*** Block opens ***

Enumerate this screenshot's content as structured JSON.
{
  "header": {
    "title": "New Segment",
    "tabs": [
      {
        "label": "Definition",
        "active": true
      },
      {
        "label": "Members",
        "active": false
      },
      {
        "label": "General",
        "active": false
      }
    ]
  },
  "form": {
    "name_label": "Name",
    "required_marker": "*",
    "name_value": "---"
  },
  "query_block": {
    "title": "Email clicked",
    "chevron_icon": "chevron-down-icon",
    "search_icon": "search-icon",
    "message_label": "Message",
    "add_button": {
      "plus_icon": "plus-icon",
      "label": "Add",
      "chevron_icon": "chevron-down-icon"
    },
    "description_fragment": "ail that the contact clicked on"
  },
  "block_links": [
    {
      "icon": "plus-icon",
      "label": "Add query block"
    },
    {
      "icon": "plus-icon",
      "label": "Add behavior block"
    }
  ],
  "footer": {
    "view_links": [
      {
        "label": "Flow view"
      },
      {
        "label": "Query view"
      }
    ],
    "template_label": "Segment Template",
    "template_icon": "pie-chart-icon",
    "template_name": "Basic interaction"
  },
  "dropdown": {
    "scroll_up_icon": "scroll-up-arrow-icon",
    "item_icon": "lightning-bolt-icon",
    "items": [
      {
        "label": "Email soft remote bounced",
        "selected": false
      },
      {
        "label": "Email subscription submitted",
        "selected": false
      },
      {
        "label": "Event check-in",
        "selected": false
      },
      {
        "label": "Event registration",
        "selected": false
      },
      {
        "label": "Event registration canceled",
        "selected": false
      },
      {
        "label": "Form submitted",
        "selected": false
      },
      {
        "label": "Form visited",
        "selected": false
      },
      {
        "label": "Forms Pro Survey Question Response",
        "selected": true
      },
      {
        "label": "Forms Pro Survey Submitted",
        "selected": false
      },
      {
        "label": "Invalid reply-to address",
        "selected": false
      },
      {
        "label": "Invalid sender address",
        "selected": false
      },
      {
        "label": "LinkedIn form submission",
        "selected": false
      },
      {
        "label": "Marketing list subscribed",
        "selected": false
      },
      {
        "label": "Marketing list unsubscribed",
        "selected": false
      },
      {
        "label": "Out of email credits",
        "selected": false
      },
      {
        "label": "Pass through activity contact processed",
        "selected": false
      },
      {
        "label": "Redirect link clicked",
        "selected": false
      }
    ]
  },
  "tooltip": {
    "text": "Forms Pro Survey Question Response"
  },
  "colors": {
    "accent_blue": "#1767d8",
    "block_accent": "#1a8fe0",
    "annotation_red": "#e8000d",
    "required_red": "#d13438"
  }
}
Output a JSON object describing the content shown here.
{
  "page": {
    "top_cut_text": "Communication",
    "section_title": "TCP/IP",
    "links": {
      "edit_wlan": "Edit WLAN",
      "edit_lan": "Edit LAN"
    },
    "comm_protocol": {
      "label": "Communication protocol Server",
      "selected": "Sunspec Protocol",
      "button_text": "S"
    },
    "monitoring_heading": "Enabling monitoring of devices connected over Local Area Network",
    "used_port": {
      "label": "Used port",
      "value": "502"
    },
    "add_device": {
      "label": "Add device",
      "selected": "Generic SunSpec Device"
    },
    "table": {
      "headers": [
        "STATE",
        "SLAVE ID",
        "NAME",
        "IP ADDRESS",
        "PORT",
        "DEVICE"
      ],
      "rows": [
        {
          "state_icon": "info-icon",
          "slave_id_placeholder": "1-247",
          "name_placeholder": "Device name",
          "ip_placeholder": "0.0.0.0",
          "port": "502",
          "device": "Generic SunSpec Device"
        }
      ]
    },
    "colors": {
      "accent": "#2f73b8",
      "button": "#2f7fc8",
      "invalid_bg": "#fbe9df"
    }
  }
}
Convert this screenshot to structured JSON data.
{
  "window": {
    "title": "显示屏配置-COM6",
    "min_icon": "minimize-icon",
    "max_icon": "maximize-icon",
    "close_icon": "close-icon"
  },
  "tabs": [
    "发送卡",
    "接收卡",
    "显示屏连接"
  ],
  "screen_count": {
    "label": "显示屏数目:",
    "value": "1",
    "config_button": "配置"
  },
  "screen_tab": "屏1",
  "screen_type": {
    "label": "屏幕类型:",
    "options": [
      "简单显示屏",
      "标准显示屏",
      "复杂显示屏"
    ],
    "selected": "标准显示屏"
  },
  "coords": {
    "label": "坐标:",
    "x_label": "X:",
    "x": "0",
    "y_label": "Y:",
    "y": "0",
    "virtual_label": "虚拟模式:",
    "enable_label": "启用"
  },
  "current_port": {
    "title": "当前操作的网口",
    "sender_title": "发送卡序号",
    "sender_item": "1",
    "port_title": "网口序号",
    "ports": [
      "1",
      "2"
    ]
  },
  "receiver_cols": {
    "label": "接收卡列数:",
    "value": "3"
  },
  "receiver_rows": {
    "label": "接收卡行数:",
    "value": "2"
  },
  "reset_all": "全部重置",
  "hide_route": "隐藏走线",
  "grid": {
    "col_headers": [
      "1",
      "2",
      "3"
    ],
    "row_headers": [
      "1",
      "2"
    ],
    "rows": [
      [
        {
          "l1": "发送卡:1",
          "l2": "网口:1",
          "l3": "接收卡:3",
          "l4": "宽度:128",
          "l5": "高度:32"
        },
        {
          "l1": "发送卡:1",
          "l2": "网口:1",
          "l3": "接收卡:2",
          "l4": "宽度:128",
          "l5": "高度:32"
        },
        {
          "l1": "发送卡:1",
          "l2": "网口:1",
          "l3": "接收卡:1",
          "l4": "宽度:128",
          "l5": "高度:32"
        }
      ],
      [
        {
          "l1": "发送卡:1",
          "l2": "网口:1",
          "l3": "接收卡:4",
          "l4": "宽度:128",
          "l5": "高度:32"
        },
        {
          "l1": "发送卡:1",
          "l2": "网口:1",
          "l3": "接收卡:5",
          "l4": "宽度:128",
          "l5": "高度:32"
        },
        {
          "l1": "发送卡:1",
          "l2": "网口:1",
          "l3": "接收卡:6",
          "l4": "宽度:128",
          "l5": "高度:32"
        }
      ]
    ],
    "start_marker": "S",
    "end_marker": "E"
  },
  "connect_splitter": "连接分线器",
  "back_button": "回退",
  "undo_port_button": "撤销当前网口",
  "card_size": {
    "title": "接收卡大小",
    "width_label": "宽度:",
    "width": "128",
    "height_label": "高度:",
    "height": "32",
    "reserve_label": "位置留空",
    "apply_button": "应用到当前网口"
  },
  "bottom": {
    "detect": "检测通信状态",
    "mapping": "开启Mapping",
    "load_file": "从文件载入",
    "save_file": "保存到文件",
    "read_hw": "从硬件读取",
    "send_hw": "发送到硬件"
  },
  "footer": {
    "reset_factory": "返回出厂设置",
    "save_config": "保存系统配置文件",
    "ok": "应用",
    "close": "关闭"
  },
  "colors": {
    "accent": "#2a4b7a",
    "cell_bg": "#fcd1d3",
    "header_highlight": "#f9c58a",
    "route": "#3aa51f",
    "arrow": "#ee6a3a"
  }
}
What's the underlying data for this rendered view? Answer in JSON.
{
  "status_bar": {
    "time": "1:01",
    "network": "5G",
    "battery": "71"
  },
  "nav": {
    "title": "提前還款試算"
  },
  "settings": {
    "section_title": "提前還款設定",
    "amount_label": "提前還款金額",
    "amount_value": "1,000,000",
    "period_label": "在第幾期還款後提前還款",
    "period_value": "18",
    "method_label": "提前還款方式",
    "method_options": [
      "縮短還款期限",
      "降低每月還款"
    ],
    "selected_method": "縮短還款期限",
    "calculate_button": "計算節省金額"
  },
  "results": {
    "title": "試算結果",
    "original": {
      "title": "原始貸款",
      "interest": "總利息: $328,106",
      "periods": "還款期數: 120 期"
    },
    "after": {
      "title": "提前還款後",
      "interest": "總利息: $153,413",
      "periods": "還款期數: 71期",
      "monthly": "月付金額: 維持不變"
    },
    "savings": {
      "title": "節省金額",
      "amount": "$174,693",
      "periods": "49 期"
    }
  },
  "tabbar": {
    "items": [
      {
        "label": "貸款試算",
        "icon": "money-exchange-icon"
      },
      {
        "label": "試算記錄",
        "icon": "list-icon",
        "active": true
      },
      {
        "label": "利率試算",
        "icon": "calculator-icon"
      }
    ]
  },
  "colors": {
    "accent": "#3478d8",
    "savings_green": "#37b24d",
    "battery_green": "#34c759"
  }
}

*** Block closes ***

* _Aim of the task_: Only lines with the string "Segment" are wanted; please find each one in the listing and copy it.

* _Response area_:
    "title": "New Segment",
    "template_label": "Segment Template",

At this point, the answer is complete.